TASK DETAILS:
All records are to be reproduced verbatim, with images omitted.

RECORDED INFORMATION:
--- START ---

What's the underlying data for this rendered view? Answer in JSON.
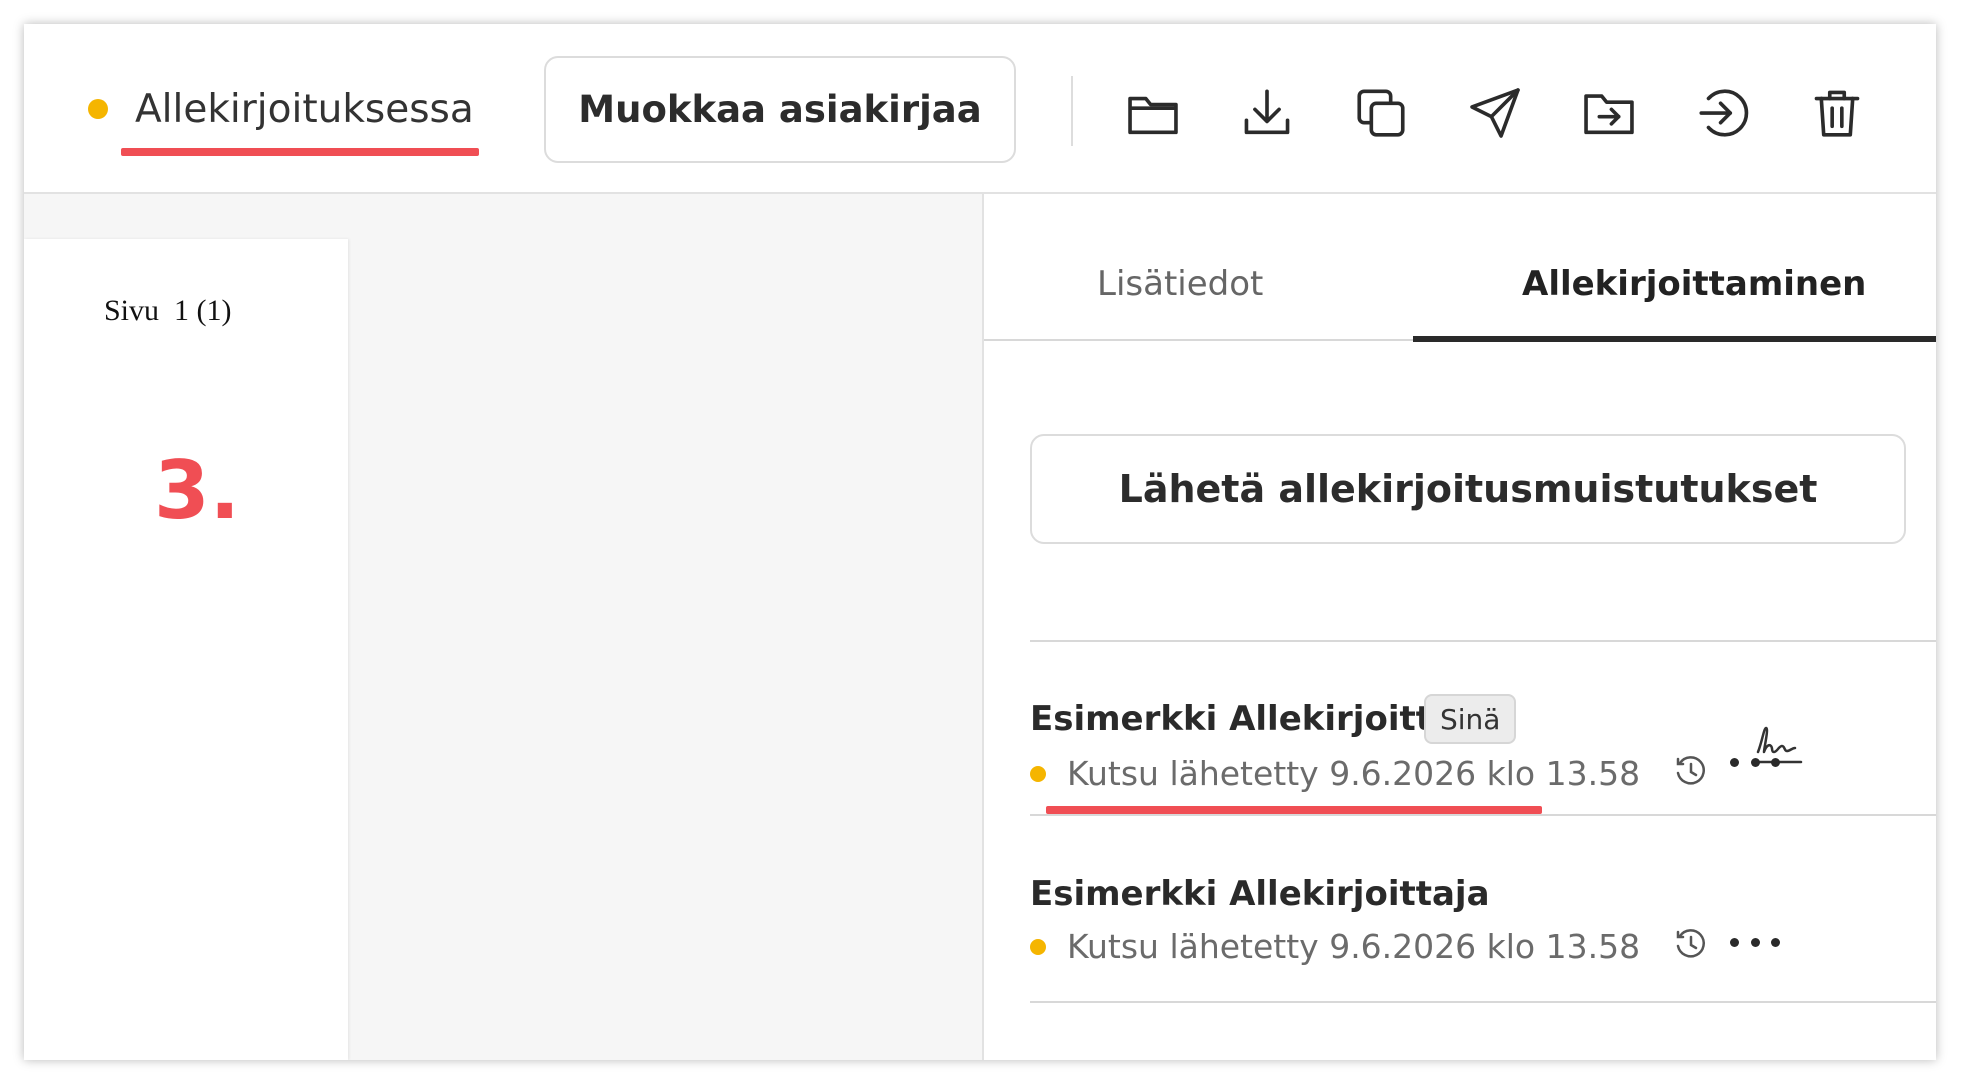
{
  "header": {
    "status_label": "Allekirjoituksessa",
    "edit_button_label": "Muokkaa asiakirjaa",
    "toolbar_icons": [
      "folder-icon",
      "download-icon",
      "copy-icon",
      "send-icon",
      "move-to-folder-icon",
      "sign-in-icon",
      "trash-icon"
    ]
  },
  "document": {
    "page_label": "Sivu  1 (1)",
    "step_number": "3."
  },
  "panel": {
    "tabs": [
      {
        "label": "Lisätiedot",
        "active": false
      },
      {
        "label": "Allekirjoittaminen",
        "active": true
      }
    ],
    "remind_button_label": "Lähetä allekirjoitusmuistutukset",
    "signers": [
      {
        "name": "Esimerkki Allekirjoittaja",
        "badge": "Sinä",
        "status": "Kutsu lähetetty 9.6.2026 klo 13.58"
      },
      {
        "name": "Esimerkki Allekirjoittaja",
        "status": "Kutsu lähetetty 9.6.2026 klo 13.58"
      }
    ]
  },
  "colors": {
    "status_dot": "#f5b500",
    "highlight": "#f04e54"
  }
}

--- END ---

ANSWER FOR THE TASK:
What's the underlying data for this rendered view? Answer in JSON.
{
  "header": {
    "status_label": "Allekirjoituksessa",
    "edit_button_label": "Muokkaa asiakirjaa",
    "toolbar_icons": [
      "folder-icon",
      "download-icon",
      "copy-icon",
      "send-icon",
      "move-to-folder-icon",
      "sign-in-icon",
      "trash-icon"
    ]
  },
  "document": {
    "page_label": "Sivu  1 (1)",
    "step_number": "3."
  },
  "panel": {
    "tabs": [
      {
        "label": "Lisätiedot",
        "active": false
      },
      {
        "label": "Allekirjoittaminen",
        "active": true
      }
    ],
    "remind_button_label": "Lähetä allekirjoitusmuistutukset",
    "signers": [
      {
        "name": "Esimerkki Allekirjoittaja",
        "badge": "Sinä",
        "status": "Kutsu lähetetty 9.6.2026 klo 13.58"
      },
      {
        "name": "Esimerkki Allekirjoittaja",
        "status": "Kutsu lähetetty 9.6.2026 klo 13.58"
      }
    ]
  },
  "colors": {
    "status_dot": "#f5b500",
    "highlight": "#f04e54"
  }
}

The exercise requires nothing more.